Adam Myrick
Adam Myrick

It’s easy to over-glamorize the life of a reporter. We see them on TV and read their bylines. If you’ve worked in the media or seen it up close, you know there’s nothing glamorous about their day-to-day routine, work schedule or salary. But, at least they’re able to get out of the newsroom and cover stories.

What about a reporter’s fellow journalists whose duties require them to stay within the four walls of the newsroom? Assignment managers, producers, editors and news directors make editorial calls from the newsroom. You won’t see these crucial cogs in the newsgathering operation unless you go to them. That means getting into a newsroom.

After not taking the time to do it in years, I recently set aside a few days to visit the newsrooms of media outlets that I often serve. I was struck by the heartfelt gratitude of those who, in their own words, are “trapped” in the newsroom and never see anybody from the outside world. And I was reminded of some crucial bits of information.

They want to see you – An assignment manager in a TV newsroom welcomes the personal touch.

“Meeting face to face periodically with PR folks does wonders to develop and improve working relationships… It helps to establish a personal connection and understand their personality vs. just communicating with someone behind a computer or a telephone.”

A relationship built on trust – You call, email and tweet these people all the time, right? You know what name to mention and when to ask for them. A TV news executive producer tells me all those other means of communication don’t foster trust the way a personal visit can.

“…[I]t’s nice to get that interaction and actually be able to put a face with a name. Having that face-to-face connection, I believe, adds to the trust and helps the relationship grow between the media and those who the media deals with. 
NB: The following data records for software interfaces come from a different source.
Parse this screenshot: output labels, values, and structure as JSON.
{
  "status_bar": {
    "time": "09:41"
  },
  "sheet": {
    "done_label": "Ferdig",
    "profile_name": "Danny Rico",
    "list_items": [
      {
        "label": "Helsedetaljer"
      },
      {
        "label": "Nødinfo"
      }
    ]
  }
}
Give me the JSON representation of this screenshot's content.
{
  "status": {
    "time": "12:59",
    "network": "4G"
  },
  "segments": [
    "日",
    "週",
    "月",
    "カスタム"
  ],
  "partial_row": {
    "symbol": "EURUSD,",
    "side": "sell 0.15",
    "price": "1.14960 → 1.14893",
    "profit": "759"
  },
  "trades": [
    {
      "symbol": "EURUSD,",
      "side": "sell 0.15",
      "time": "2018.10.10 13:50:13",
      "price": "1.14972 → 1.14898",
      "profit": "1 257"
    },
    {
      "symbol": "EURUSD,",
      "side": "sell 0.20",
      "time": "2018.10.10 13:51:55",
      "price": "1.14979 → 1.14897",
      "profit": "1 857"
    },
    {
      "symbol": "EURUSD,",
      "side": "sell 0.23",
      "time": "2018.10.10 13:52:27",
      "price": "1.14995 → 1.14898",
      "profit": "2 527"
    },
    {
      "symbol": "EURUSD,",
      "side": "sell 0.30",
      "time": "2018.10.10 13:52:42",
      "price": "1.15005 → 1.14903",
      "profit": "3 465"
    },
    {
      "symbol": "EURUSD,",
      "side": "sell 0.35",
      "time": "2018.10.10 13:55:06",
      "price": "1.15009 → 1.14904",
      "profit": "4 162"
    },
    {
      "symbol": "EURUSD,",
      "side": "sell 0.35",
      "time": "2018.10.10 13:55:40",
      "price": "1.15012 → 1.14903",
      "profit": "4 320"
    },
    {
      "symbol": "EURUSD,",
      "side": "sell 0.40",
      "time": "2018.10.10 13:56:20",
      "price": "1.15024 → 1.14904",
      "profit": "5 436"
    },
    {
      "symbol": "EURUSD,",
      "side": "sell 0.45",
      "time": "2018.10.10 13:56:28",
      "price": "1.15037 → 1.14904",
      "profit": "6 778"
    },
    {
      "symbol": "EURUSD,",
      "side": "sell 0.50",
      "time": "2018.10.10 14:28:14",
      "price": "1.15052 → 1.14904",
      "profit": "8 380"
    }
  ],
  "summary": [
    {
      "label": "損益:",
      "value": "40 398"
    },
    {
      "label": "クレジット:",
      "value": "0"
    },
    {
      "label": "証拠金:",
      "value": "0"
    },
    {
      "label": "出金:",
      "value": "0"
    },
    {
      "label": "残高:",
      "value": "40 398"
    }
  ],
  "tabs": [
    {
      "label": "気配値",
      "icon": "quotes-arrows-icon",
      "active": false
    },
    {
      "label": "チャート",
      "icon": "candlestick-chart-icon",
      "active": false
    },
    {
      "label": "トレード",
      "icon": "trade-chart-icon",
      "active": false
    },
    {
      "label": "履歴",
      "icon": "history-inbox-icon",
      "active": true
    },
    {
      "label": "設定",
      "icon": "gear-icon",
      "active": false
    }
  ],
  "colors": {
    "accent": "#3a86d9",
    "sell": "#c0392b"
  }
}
A peek behind the curtain – Beyond building trust, your visit will also yield insights to take back to the office. You can expect to see and hear what makes an outlet tick. An executive producer at another station tells me meet-and-greets are great opportunities to talk coverage nuts and bolts.

“We can explain what kind of stories we’re willing to cover, how press releases are most effective … media relations can talk about upcoming events we might be interested in and talk about how they could help weigh in on future stories/what experts [are] available.”
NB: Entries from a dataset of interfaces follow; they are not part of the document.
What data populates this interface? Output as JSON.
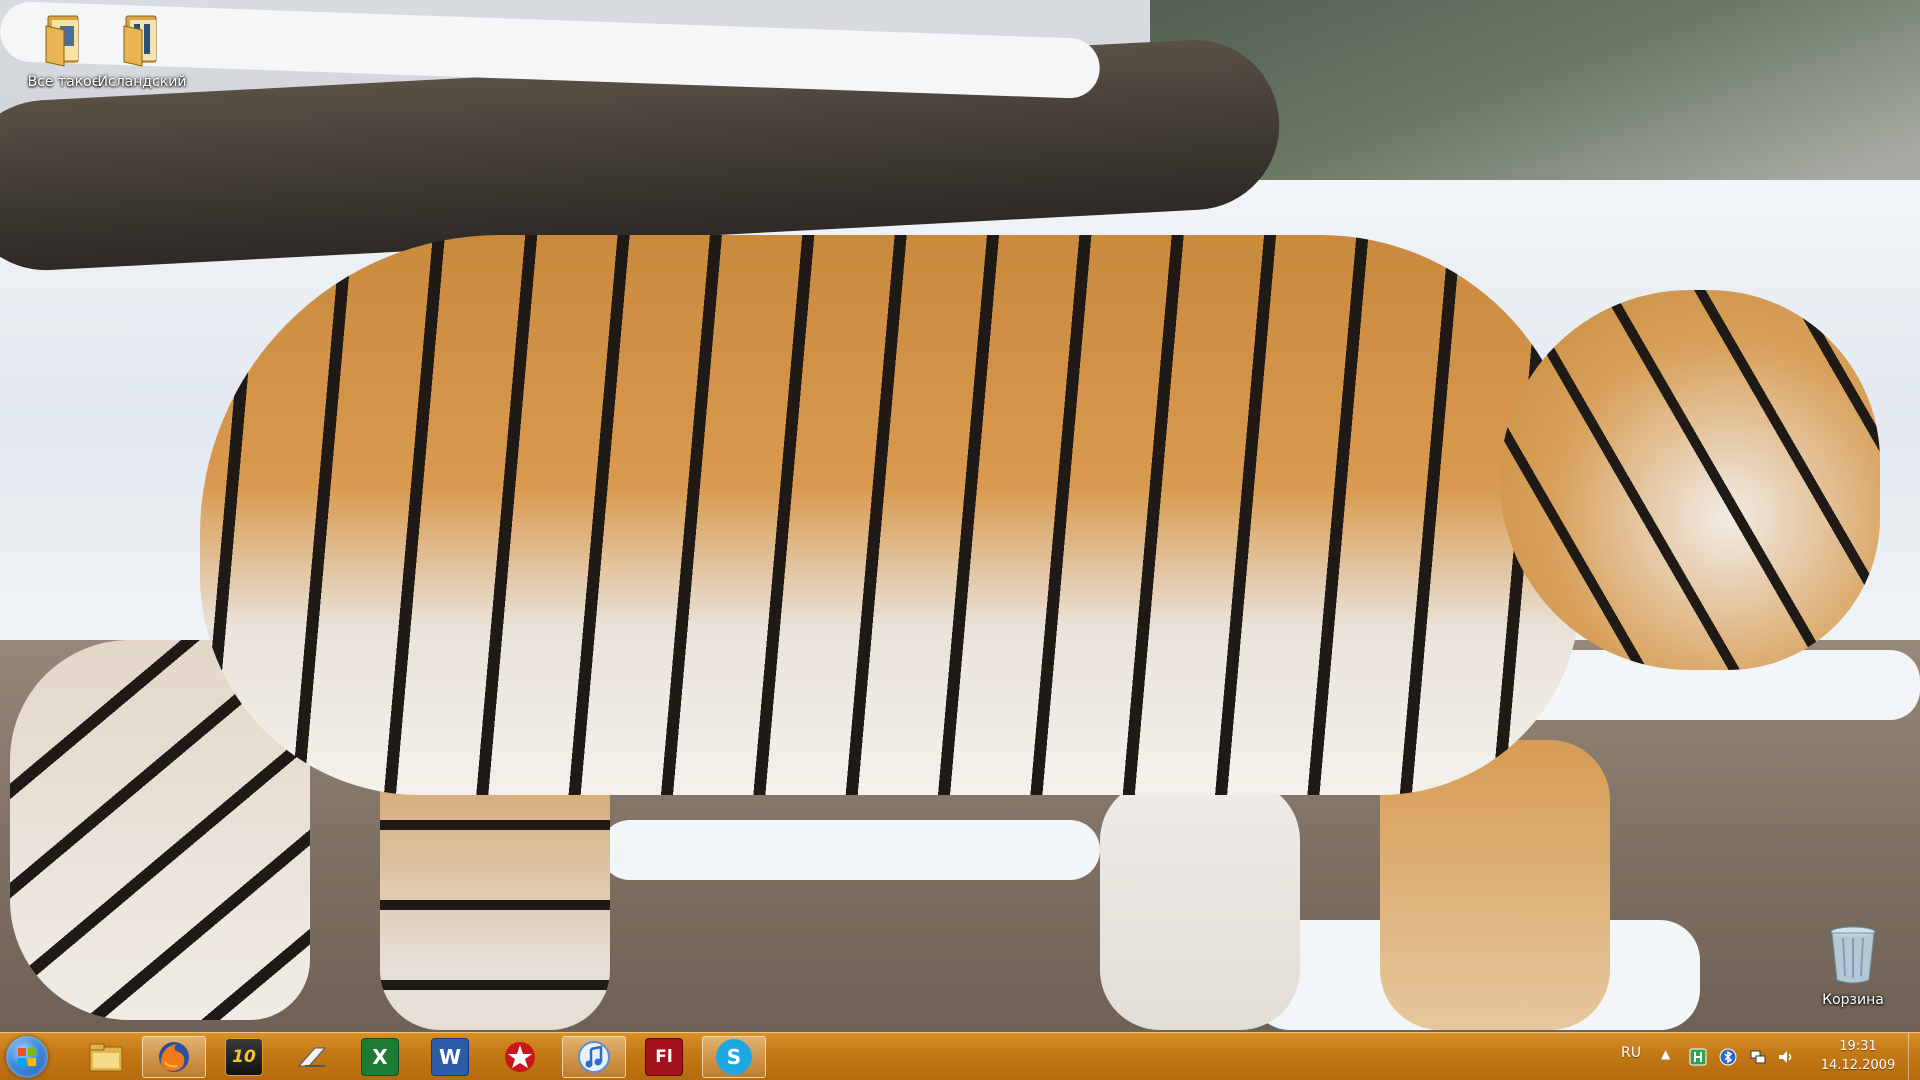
{
  "desktop": {
    "icons": [
      {
        "label": "Все такое",
        "icon": "folder-icon"
      },
      {
        "label": "Исландский",
        "icon": "folder-icon"
      }
    ],
    "recycle_bin": {
      "label": "Корзина",
      "icon": "recycle-bin-icon"
    }
  },
  "taskbar": {
    "start_icon": "windows-start-icon",
    "pinned": [
      {
        "name": "explorer",
        "icon": "folder-icon",
        "active": false
      },
      {
        "name": "firefox",
        "icon": "firefox-icon",
        "active": true
      },
      {
        "name": "game-10",
        "icon": "game-icon",
        "label": "10",
        "active": false
      },
      {
        "name": "ftp-client",
        "icon": "filezilla-icon",
        "active": false
      },
      {
        "name": "excel",
        "icon": "excel-icon",
        "active": false
      },
      {
        "name": "word",
        "icon": "word-icon",
        "active": false
      },
      {
        "name": "pokerstars",
        "icon": "star-icon",
        "active": false
      },
      {
        "name": "itunes",
        "icon": "itunes-icon",
        "active": true
      },
      {
        "name": "flash",
        "icon": "flash-icon",
        "label": "Fl",
        "active": false
      },
      {
        "name": "skype",
        "icon": "skype-icon",
        "label": "S",
        "active": false
      }
    ],
    "tray": {
      "language": "RU",
      "chevron": "▲",
      "clock_time": "19:31",
      "clock_date": "14.12.2009"
    }
  },
  "colors": {
    "taskbar": "#c57a17",
    "excel": "#1e7b34",
    "word": "#2a5caa",
    "flash": "#a3111a",
    "skype": "#1ea7e1"
  }
}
Low-key now, high-yield later – You’re probably asking yourself what you should take with you when you visit a newsroom. As you were reading this, you identified the perfect pitch to make in person. I recommend going in empty handed. Don’t pitch. You’re a guest in their house. As a TV anchor candidly explains, your time there will yield results later when your name comes back up.

“When I see a name I recognize (whether from Twitter banter, a phone call or a stop in the newsroom), I’m definitely more inclined to read what they’re sending and make an effort to respond. I can’t always guarantee coverage, but I can extend the same courtesy of a response that I expect when reaching out for news stories.” 

Start with your best contact in a newsroom. Ask for a good time to swing by for a meet-and-greet. Don’t make a pitch or hand out a news release. Go in with a stack of business cards and no agenda…other than making a contact and building trust. Of course, be ready for that peek behind the curtain…which is always fun. But, remember, you’re there to showcase how you can help them as they serve their audience.

Have you visited newsrooms? What reactions did you get? How have those visits affected your rapport with the journalists who work there?

Adam Myrick is the media relations specialist at BlueCross BlueShield of South Carolina. Follow Adam on Twitter: @adam_myrick


  • Carrie Morgan

    Nice post, Adam! Taking time to build a relationship without having an agenda drive your actions makes a difference. Who wants to feel used? That may fit a quick need, but it does nothing for the long haul.